Search the data for "name". Each line containing it is to be copied.

(Interface dataset entries)
- Opening Delimiter -
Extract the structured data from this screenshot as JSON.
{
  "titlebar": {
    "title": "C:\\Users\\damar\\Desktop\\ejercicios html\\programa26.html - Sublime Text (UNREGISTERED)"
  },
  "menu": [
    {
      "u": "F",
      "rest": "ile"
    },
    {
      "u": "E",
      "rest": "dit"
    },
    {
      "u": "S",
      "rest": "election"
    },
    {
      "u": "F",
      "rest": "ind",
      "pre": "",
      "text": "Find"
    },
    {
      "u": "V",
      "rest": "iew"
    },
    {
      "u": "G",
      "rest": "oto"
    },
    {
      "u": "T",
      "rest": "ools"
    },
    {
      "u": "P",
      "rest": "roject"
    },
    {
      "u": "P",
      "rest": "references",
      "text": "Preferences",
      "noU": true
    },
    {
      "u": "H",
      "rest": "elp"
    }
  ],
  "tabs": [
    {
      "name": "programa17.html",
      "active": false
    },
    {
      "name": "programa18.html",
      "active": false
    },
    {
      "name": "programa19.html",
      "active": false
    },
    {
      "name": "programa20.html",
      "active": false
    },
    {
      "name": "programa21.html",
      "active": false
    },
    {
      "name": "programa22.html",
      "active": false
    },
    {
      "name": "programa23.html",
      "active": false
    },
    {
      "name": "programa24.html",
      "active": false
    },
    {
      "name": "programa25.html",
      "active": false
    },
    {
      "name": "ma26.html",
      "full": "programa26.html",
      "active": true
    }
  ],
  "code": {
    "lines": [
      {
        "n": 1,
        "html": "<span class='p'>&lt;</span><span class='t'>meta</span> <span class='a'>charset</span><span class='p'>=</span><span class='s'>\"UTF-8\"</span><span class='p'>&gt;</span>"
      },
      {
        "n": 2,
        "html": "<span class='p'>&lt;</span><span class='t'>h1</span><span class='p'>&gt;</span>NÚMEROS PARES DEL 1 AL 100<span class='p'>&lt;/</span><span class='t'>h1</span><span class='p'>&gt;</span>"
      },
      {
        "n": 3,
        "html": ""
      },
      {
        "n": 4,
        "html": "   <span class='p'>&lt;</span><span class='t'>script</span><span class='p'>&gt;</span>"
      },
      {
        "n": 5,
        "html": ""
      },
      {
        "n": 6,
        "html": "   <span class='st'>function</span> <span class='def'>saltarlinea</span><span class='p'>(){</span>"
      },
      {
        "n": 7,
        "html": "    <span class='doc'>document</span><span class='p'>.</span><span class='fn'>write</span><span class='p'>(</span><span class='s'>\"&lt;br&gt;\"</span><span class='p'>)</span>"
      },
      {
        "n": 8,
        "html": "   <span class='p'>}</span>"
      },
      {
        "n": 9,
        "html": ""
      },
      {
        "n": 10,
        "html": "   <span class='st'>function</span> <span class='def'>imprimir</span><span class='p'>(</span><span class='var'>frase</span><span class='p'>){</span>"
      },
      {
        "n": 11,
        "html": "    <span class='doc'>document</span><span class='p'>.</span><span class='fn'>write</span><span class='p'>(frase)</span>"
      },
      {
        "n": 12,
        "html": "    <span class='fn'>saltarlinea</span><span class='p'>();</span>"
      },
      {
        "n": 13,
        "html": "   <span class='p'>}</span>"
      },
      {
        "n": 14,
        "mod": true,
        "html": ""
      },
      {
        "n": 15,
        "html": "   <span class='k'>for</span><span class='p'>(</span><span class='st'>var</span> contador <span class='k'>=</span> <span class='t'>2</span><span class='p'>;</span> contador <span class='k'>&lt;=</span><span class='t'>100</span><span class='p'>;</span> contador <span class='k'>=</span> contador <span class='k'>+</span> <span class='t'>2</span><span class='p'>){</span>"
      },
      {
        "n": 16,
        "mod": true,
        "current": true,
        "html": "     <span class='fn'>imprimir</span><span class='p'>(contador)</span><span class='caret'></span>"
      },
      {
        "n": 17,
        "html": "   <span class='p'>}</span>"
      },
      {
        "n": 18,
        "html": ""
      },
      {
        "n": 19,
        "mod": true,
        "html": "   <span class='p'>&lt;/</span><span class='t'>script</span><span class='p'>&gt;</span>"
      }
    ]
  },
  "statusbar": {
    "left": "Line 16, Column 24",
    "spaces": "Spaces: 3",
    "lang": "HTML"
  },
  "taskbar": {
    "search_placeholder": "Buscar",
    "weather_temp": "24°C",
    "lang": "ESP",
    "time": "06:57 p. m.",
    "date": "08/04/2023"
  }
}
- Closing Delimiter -
■ **PROBLEM SOLUTION**
      "name": "programa17.html",
      "name": "programa18.html",
      "name": "programa19.html",
      "name": "programa20.html",
      "name": "programa21.html",
      "name": "programa22.html",
      "name": "programa23.html",
      "name": "programa24.html",
      "name": "programa25.html",
      "name": "ma26.html",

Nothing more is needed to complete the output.